Fifteen journalists and civil society activists have also been forcibly detained or have disappeared in or around Kyiv, Kherson, Luhansk and Zaporizhzhia: Five journalists and three activists from among them have been released, while the location and situation of the others remains unknown, Bogner said.
ZMINA, a leading human rights group, has organized a Day of Action, today on which political leaders and celebrities will take to social media to post the names and faces of the abductees and demand their immediate release. In Lviv, Ukraine, ZMINA will host an event where the faces of the abductees will be projected onto the side of a building, their names read out and a demand made for their immediate release.
People who want to join in with the Day of Action are being encouraged to post the graphic attached to this release on their social media accounts along with the following suggested text:
Putin can’t take Ukraine so he’s taking its people. Dozens of civilians are missing and thousands more deported to Russia. These people have names and faces. Please share them and demand their safe return. Ask @KremlinRussia_E ‘Where are the taken?’ #TheTaken
ZMINA, along with other 22 Ukrainian human rights NGOs, has established a Ukraine. 5 am Coalition (right) to document war crimes, protect victims and bring to justice the top leadership of the Russian Federation, as well as the direct perpetrators of war crimes and crimes against humanity. ZMINA cooperates with Media Initiative for Human Rights on the verification of the missing activists’ cases.
Even before Russia’s invasion, “I and a number of colleagues felt that Ukraine was the frontline in a growing global war between authoritarianism and democracy,” says Stanford University’s Francis Fukuyama.
“Ukraine will determine the post-Cold War European order,” he tells Prospect. “Putin wants Ukraine, but he also wants to dismantle the democracies that have arisen out of the former Warsaw Pact. That’s the larger thing at stake right now.”
Putin’s invasion of Ukraine is motivated by such right-wing nationalist thinkers as Aleksandr Dugin, Nikolai Berdyaev and Ivan Ilyin, some observers suggest. But others are unsure of what drives his actions.
Putin came to power, in 1999, advertised not as a man of ideology but as a figure of rude health and managerial competence, The New Yorker’s David Remnick adds:

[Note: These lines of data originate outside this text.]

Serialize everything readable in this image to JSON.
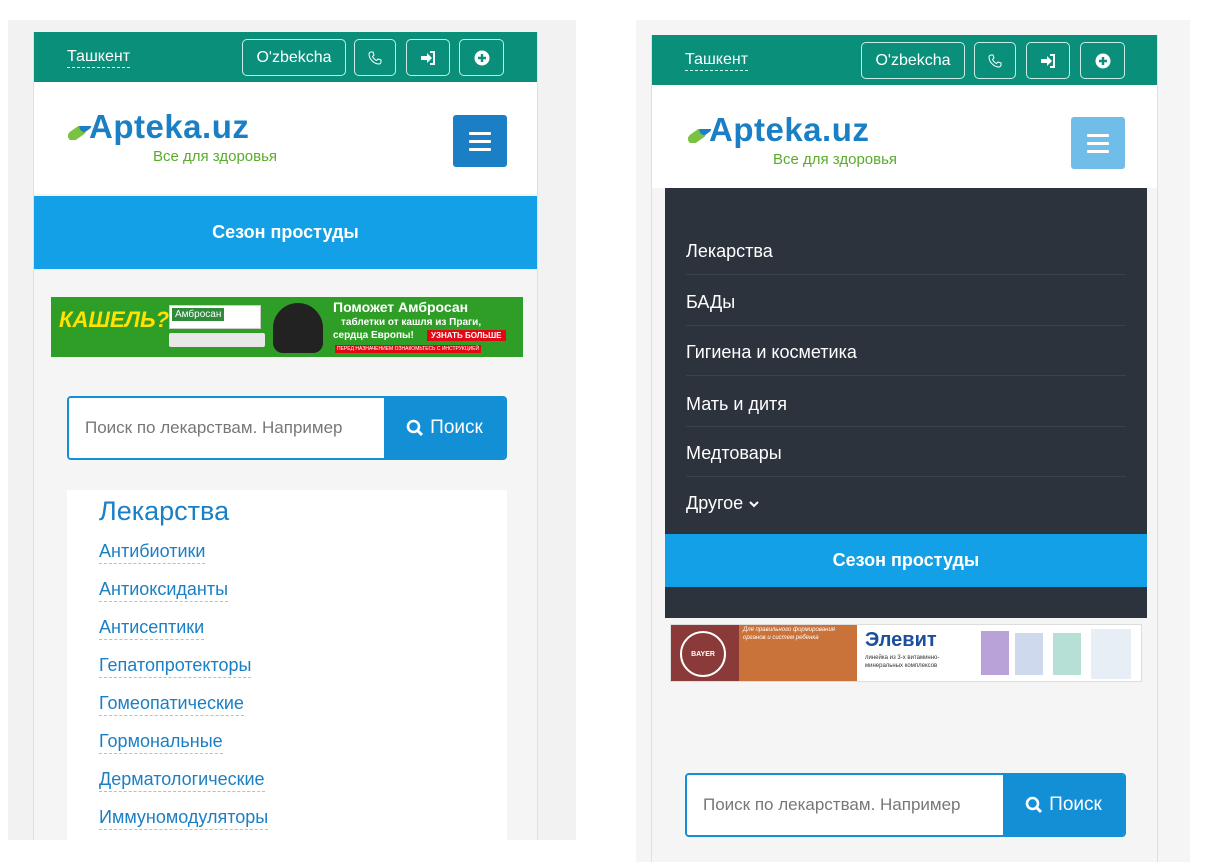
{
  "left": {
    "city": "Ташкент",
    "lang": "O'zbekcha",
    "logo": {
      "name": "Apteka.uz",
      "tagline": "Все для здоровья"
    },
    "season_banner": "Сезон простуды",
    "ad": {
      "headline": "КАШЕЛЬ?",
      "product": "Амбросан",
      "title": "Поможет Амбросан",
      "line1": "таблетки от кашля из Праги,",
      "line2": "сердца Европы!",
      "cta": "УЗНАТЬ БОЛЬШЕ",
      "disclaimer": "ПЕРЕД НАЗНАЧЕНИЕМ ОЗНАКОМЬТЕСЬ С ИНСТРУКЦИЕЙ"
    },
    "search": {
      "placeholder": "Поиск по лекарствам. Например",
      "button": "Поиск"
    },
    "categories": {
      "title": "Лекарства",
      "items": [
        "Антибиотики",
        "Антиоксиданты",
        "Антисептики",
        "Гепатопротекторы",
        "Гомеопатические",
        "Гормональные",
        "Дерматологические",
        "Иммуномодуляторы"
      ]
    }
  },
  "right": {
    "city": "Ташкент",
    "lang": "O'zbekcha",
    "logo": {
      "name": "Apteka.uz",
      "tagline": "Все для здоровья"
    },
    "menu": [
      "Лекарства",
      "БАДы",
      "Гигиена и косметика",
      "Мать и дитя",
      "Медтовары",
      "Другое"
    ],
    "season_banner": "Сезон простуды",
    "ad": {
      "brand": "BAYER",
      "product": "Элевит",
      "tagline1": "Для правильного формирования",
      "tagline2": "органов и систем ребенка",
      "desc1": "линейка из 3-х витаминно-",
      "desc2": "минеральных комплексов"
    },
    "search": {
      "placeholder": "Поиск по лекарствам. Например",
      "button": "Поиск"
    }
  },
  "colors": {
    "topbar": "#0a8f7b",
    "brand_blue": "#1a7fc4",
    "season": "#14a0e6",
    "menu_bg": "#2c333d"
  },
  "icons": [
    "phone-icon",
    "sign-in-icon",
    "plus-circle-icon",
    "menu-icon",
    "search-icon",
    "chevron-down-icon"
  ]
}
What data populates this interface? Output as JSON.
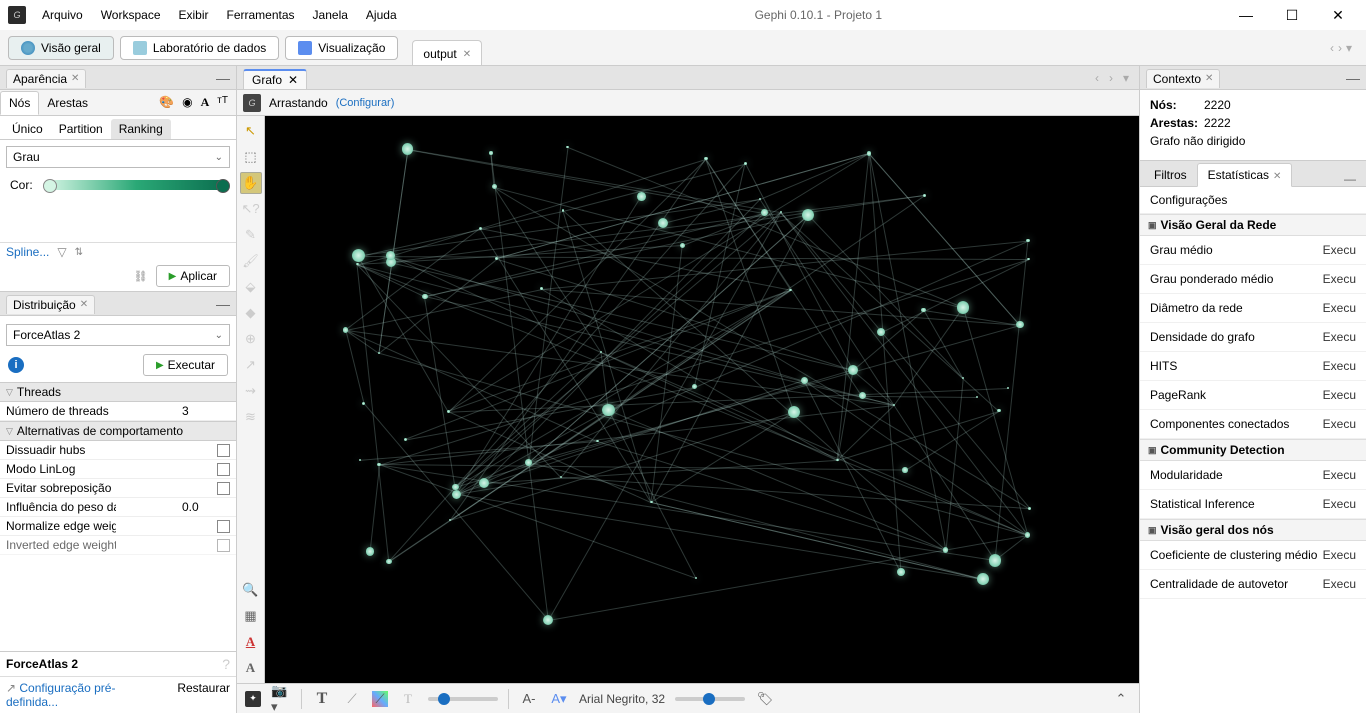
{
  "title": "Gephi 0.10.1 - Projeto 1",
  "menu": [
    "Arquivo",
    "Workspace",
    "Exibir",
    "Ferramentas",
    "Janela",
    "Ajuda"
  ],
  "ws": {
    "overview": "Visão geral",
    "datalab": "Laboratório de dados",
    "preview": "Visualização",
    "tab": "output"
  },
  "appearance": {
    "title": "Aparência",
    "nodes": "Nós",
    "edges": "Arestas",
    "unique": "Único",
    "partition": "Partition",
    "ranking": "Ranking",
    "attr": "Grau",
    "color_label": "Cor:",
    "spline": "Spline...",
    "apply": "Aplicar"
  },
  "layout": {
    "title": "Distribuição",
    "algo": "ForceAtlas 2",
    "run": "Executar",
    "g1": "Threads",
    "p_threads": "Número de threads",
    "v_threads": "3",
    "g2": "Alternativas de comportamento",
    "p_dissuade": "Dissuadir hubs",
    "p_linlog": "Modo LinLog",
    "p_overlap": "Evitar sobreposição",
    "p_weight": "Influência do peso da aresta",
    "v_weight": "0.0",
    "p_norm": "Normalize edge weights",
    "p_inv": "Inverted edge weight",
    "name": "ForceAtlas 2",
    "preset": "Configuração pré-definida...",
    "reset": "Restaurar"
  },
  "graph": {
    "title": "Grafo",
    "mode": "Arrastando",
    "config": "(Configurar)",
    "font": "Arial Negrito, 32"
  },
  "context": {
    "title": "Contexto",
    "k_nodes": "Nós:",
    "v_nodes": "2220",
    "k_edges": "Arestas:",
    "v_edges": "2222",
    "type": "Grafo não dirigido"
  },
  "stats": {
    "t_filters": "Filtros",
    "t_stats": "Estatísticas",
    "config": "Configurações",
    "g_overview": "Visão Geral da Rede",
    "g_community": "Community Detection",
    "g_nodeoverview": "Visão geral dos nós",
    "run": "Executar",
    "items1": [
      "Grau médio",
      "Grau ponderado médio",
      "Diâmetro da rede",
      "Densidade do grafo",
      "HITS",
      "PageRank",
      "Componentes conectados"
    ],
    "items2": [
      "Modularidade",
      "Statistical Inference"
    ],
    "items3": [
      "Coeficiente de clustering médio",
      "Centralidade de autovetor"
    ]
  }
}
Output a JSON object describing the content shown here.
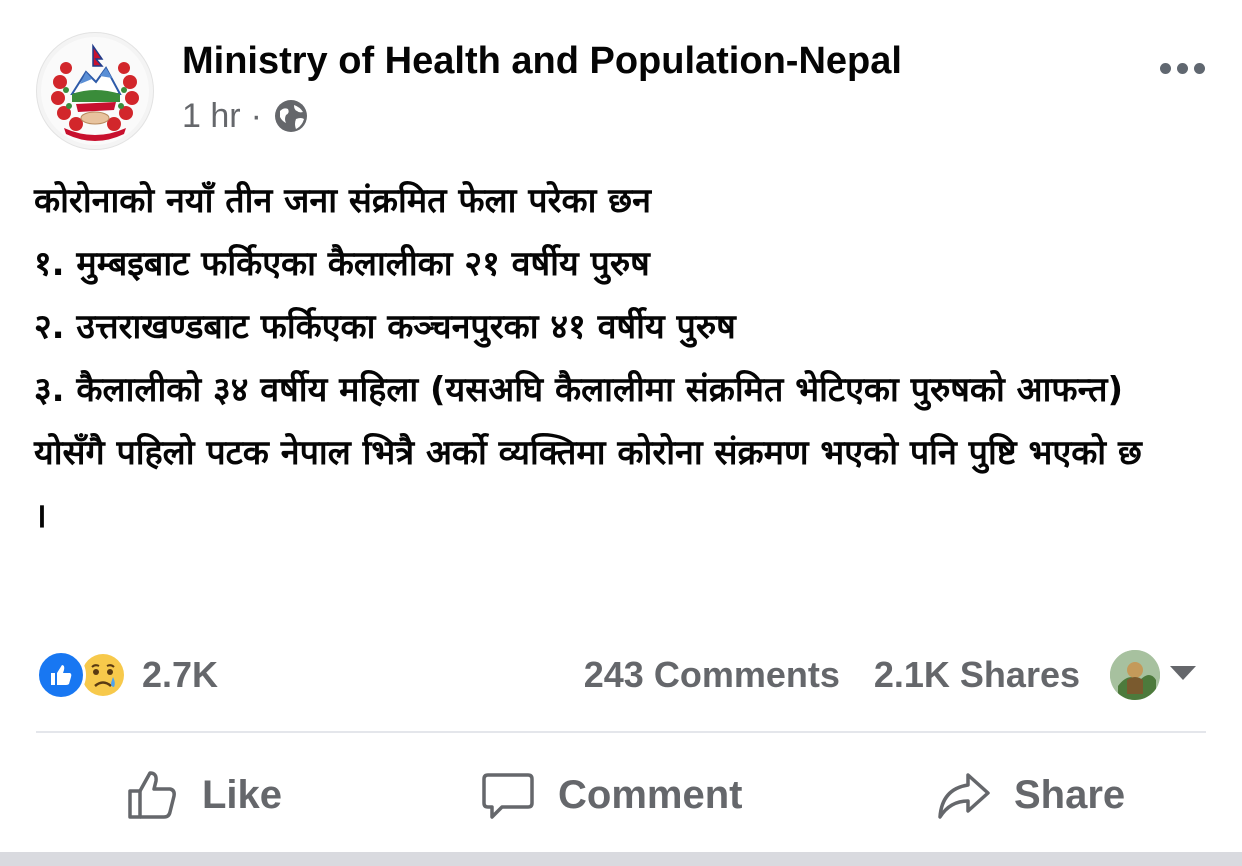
{
  "post": {
    "page_name": "Ministry of Health and Population-Nepal",
    "time": "1 hr",
    "separator": "·",
    "audience_icon": "globe-icon",
    "avatar_icon": "nepal-emblem-logo",
    "more_icon": "more-options-icon",
    "lines": [
      "कोरोनाको नयाँ तीन जना संक्रमित फेला परेका छन",
      "१. मुम्बइबाट फर्किएका कैलालीका २१ वर्षीय पुरुष",
      "२. उत्तराखण्डबाट फर्किएका कञ्चनपुरका ४१ वर्षीय पुरुष",
      "३. कैलालीको ३४ वर्षीय महिला (यसअघि कैलालीमा संक्रमित भेटिएका पुरुषको आफन्त)",
      "योसँगै पहिलो पटक नेपाल भित्रै अर्को व्यक्तिमा कोरोना संक्रमण भएको पनि पुष्टि भएको छ ।"
    ]
  },
  "engagement": {
    "reaction_icons": [
      "like-reaction-icon",
      "sad-reaction-icon"
    ],
    "reaction_count": "2.7K",
    "comments": "243 Comments",
    "shares": "2.1K Shares"
  },
  "actions": {
    "like": "Like",
    "comment": "Comment",
    "share": "Share"
  },
  "colors": {
    "text_primary": "#050505",
    "text_secondary": "#65676b",
    "like_blue": "#1877f2",
    "divider": "#e4e6eb"
  }
}
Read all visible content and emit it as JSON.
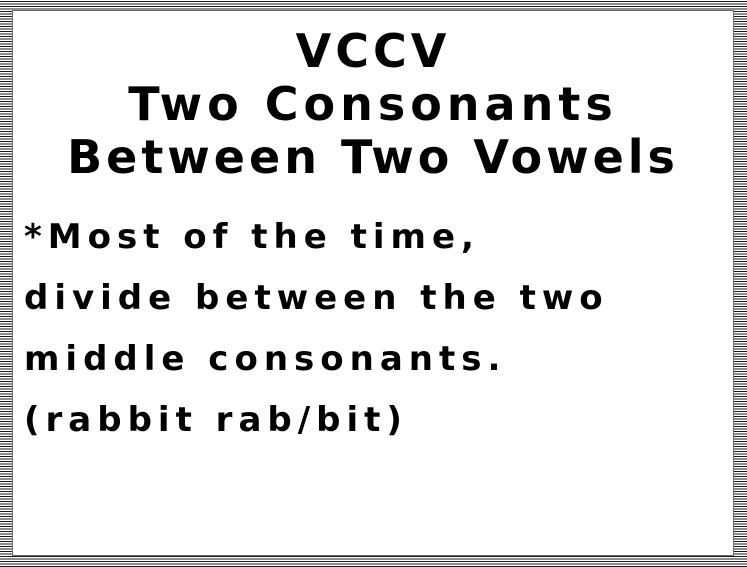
{
  "heading": {
    "line1": "VCCV",
    "line2": "Two Consonants",
    "line3": "Between Two Vowels"
  },
  "body": {
    "line1": "*Most of the time,",
    "line2": "divide between the two",
    "line3": "middle consonants.",
    "line4": "(rabbit rab/bit)"
  },
  "colors": {
    "text": "#000000",
    "background": "#ffffff",
    "border_hatch": "#1a1a1a"
  }
}
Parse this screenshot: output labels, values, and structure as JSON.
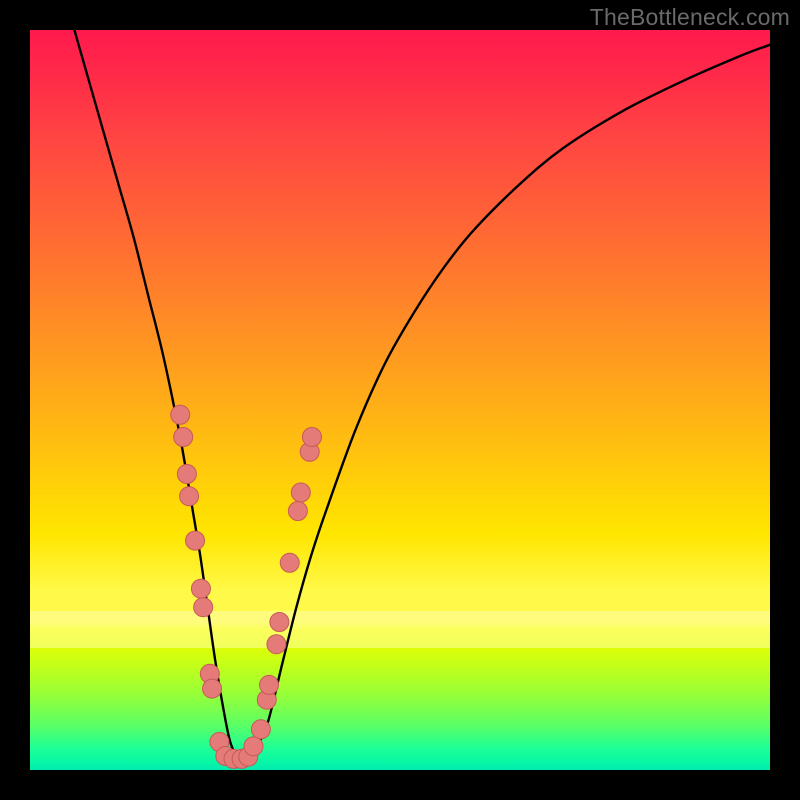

In truth, he was a man of the K.G.B., trained to view the West, particularly the U.S., as his enemy, and to see conspirators everywhere trying to weaken and humiliate Russia. He did not form any committees to devise a national idea; he set up no hotline. He established, over time, a personalist regime built around his patronage and absolute authority. And the national identity he has helped promulgate––illiberal, imperial, resentful of the West––has played an essential role in his brutal invasion of Ukraine.
“You cannot get inside Putin’s head at this very moment,” said Marlene Laruelle, a historian of Russia and political scientist at George Washington University. But “there is a history of advisors, formal and informal, and thinking that has surrounded him over the years that you can look at to understand his perspective.”
While the West believes it must prevent World War III, the East thinks that, whatever the name given to the conflict, the war against liberal democratic values, institutions and lifestyles has already started, say Journal of Democracy contributors Karolina Wigura and Both positions have merit, they write for The Times.